Cheshire and Wirral Partnership NHS Foundation Trust (CWP) provides mental health services for children, adults and older people, as well as learning disability and drug and alcohol services. We are also contracted to deliver physical health services throughout Western Cheshire.
What is the aim of the NHS Foundation Trust?
To deliver world-class clinical care to the children we treat. To undertake innovative research that will lead to new and improved treatments for children everywhere. To share our expertise through education and the training of children’s healthcare professionals so that more children benefit from our work.
What services are provided in the NHS Foundation Trust?
NHS foundation trusts are not-for-profit, public benefit corporations. They are part of the NHS and provide over half of all NHS hospital, mental health and ambulance services. NHS foundation trusts were created to devolve decision making from central government to local organisations and communities.
What does a community learning disability team do?
The purpose of the CLDT is to provide specialist health and social care services to people with learning disabilities and their carers whose lives and needs are so complex that universal services are unable to meet their needs.
Where is the CWP primary major incident room located?
The Major Incident Room is located in the Community Service Hub Office within the Portacabin of LHCH premises.
How do you get a CWP?
In order to be a qualified children’s wellbeing practitioner (CWP) you will need to complete a Graduate / Post Graduate Certificate training course that is commissioned by Health Education England (HEE).
Is a CWP a therapist?
A child wellbeing practitioner (CWP) is a mental health professional who works with children and young people to increase access to mental health and wellbeing support.
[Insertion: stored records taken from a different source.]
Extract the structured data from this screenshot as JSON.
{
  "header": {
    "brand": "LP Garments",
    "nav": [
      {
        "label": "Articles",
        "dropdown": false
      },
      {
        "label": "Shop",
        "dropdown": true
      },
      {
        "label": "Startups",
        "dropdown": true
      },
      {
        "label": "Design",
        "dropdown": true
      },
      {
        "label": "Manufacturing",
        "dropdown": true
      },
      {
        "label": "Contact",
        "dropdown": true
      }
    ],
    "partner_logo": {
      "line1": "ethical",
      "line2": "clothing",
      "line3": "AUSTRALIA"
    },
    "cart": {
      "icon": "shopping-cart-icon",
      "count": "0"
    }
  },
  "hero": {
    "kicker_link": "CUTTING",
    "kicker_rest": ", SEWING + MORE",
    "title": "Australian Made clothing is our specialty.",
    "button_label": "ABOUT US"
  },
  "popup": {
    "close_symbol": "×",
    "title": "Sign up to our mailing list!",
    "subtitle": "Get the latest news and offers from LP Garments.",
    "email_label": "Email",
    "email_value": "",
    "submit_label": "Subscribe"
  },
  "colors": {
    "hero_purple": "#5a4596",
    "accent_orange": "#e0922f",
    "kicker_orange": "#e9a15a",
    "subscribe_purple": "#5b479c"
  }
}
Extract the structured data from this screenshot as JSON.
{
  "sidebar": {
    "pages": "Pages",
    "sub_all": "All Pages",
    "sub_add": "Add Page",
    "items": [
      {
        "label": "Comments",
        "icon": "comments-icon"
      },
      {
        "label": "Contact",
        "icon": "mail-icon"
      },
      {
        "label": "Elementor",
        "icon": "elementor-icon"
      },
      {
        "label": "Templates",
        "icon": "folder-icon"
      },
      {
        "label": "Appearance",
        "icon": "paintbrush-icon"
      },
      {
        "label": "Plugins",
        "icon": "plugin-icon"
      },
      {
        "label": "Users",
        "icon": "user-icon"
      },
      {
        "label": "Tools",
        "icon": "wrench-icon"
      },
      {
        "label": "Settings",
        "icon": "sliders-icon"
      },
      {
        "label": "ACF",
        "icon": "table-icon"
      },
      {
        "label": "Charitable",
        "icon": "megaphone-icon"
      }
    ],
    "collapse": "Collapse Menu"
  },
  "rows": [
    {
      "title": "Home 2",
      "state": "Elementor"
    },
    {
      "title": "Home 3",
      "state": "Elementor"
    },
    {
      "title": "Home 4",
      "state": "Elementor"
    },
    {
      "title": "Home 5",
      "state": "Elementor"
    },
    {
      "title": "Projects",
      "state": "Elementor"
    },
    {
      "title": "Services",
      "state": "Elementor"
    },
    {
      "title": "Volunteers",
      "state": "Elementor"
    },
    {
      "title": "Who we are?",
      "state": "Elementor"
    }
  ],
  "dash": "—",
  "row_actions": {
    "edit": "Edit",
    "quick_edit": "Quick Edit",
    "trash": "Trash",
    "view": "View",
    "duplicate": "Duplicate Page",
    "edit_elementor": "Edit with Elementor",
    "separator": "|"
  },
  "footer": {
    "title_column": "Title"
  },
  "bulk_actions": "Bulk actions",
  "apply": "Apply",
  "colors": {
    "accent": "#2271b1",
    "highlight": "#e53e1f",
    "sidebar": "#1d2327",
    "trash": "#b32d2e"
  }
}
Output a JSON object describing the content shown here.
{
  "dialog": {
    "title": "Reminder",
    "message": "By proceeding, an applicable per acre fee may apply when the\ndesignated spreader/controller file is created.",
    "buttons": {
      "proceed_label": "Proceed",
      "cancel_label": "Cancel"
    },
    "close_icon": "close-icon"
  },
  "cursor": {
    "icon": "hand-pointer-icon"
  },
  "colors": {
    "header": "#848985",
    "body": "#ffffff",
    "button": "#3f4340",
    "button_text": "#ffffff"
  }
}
Based on psychology and therapy, as a CWP, you often work with children and youths who have mild to moderate common mental health conditions.
What qualifications do I need to be a wellbeing practitioner?
Training. You need to apply for a post as a trainee or apprentice PWP in an IAPT service to access the training. All PWPs will complete an accredited IAPT training course which typically consists of 45 days of academic work (one day per week) alongside supervised practice, usually over an academic year.
What is the difference between an NHS Trust and an NHS Foundation Trust?
Foundation trusts have some managerial and financial freedom when compared to NHS trusts. The introduction of foundation trusts represented a change in the history of the National Health Service and the way in which hospital services are managed and provided.
What is an NHS trust and how do they work?
NHS trusts are public sector bodies established by parliamentary order by the secretary of state for health to provide healthcare services to the NHS. They have a board of executive and non-executive directors, and are accountable to the secretary of state.
What is the legal status of an NHS Foundation Trust?
An NHS Trust is an ORGANISATION. An NHS Trust is a legal entity, set up by order of the Secretary of State under section 25 of, and Schedule 4 to, the National Health Service Act 2006, to provide goods and services for the purposes of the health service.
What is the biggest NHS trust in UK?
- Fast facts. Barts Health is the largest NHS trust in London and one of Britain’s leading healthcare providers:
- St Bartholomew’s Hospital.
- The Royal London Hospital.
- Mile End Hospital.
- Whipps Cross Hospital.
- Newham Hospital.
What type of business is NHS trust?
An NHS Foundation Trust is a not-for-profit, public benefit corporation. NHS Foundation Trusts were established by section 30 of, and Schedule 7 to, the National Health Service Act 2006.
Is a NHS trust a hospital?
Acute NHS Trusts provide services such as accident and emergency departments, inpatient and outpatient medicine and surgery and in some cases very specialist medical care. They provide secondary care, ranging from relatively small district hospitals to large city teaching hospitals.
What is the LD team in the NHS?
Our programme is about making health and care services better so that more people with a learning disability, autism or both can live in the community, with the right support, and close to home.
What are the four categories of learning disability on the continuum?
We currently use the terms profound, severe, moderate and mild to make a distinction between different levels of need. These categories are not rigid and there are no clear dividing lines between the different groups.
What does a community learning disability nurse do?
Community learning disability nurses offer assessment, advice and support on many healthcare issues including: Physical Health and Wellbeing. Mental health and Well being. Support for a parent/parents with a learning disability.
What are the 4 stages of a major incident?
Most major incidents can be considered to have four stages: • the initial response; the consolidation phase; • the recovery phase; and • the restoration of normality.